> **Exercise aim**: Word for word, restate the entries below and exclude every image.

> **Task input**:
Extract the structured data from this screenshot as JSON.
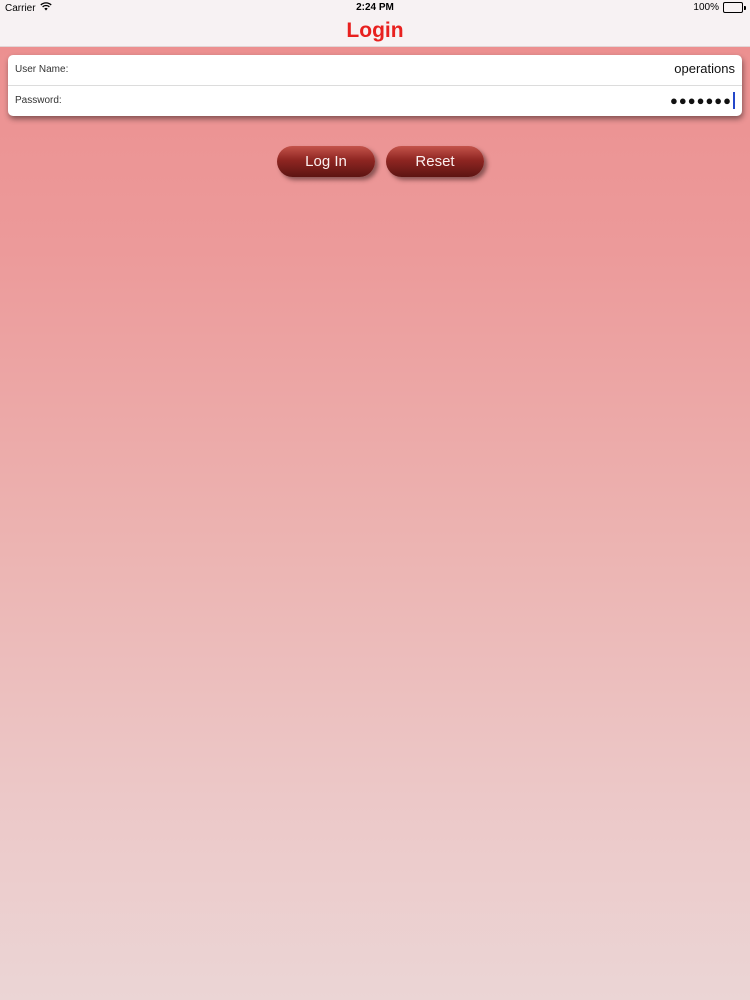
{
  "status_bar": {
    "carrier": "Carrier",
    "time": "2:24 PM",
    "battery": "100%"
  },
  "nav": {
    "title": "Login",
    "title_color": "#e8211f"
  },
  "form": {
    "username": {
      "label": "User Name:",
      "value": "operations"
    },
    "password": {
      "label": "Password:",
      "value": "●●●●●●●"
    }
  },
  "buttons": {
    "login_label": "Log In",
    "reset_label": "Reset",
    "color": "#8f2622"
  },
  "icons": {
    "wifi": "wifi-icon",
    "battery": "battery-icon"
  }
}
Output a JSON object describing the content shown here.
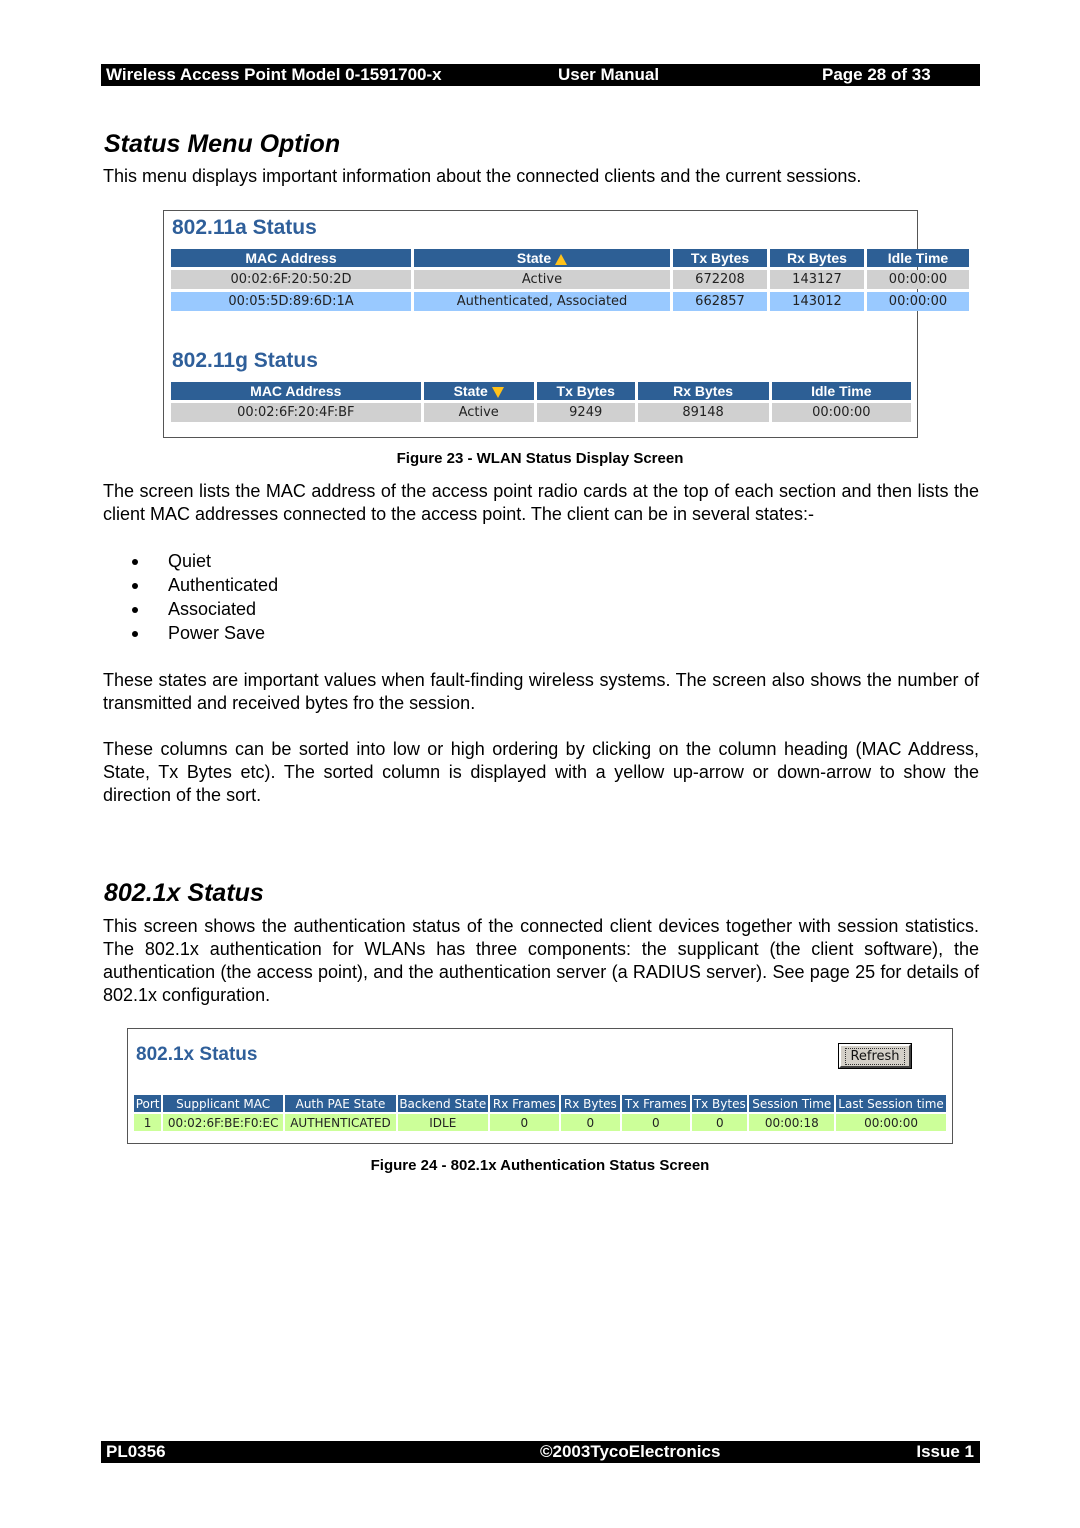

> **Solution to this problem**:
Extract the structured data from this screenshot as JSON.
{
  "status_bar": {
    "carrier": "Carrier",
    "time": "2:24 PM",
    "battery": "100%"
  },
  "nav": {
    "title": "Login",
    "title_color": "#e8211f"
  },
  "form": {
    "username": {
      "label": "User Name:",
      "value": "operations"
    },
    "password": {
      "label": "Password:",
      "value": "●●●●●●●"
    }
  },
  "buttons": {
    "login_label": "Log In",
    "reset_label": "Reset",
    "color": "#8f2622"
  },
  "icons": {
    "wifi": "wifi-icon",
    "battery": "battery-icon"
  }
}
Output a JSON object describing the content shown here.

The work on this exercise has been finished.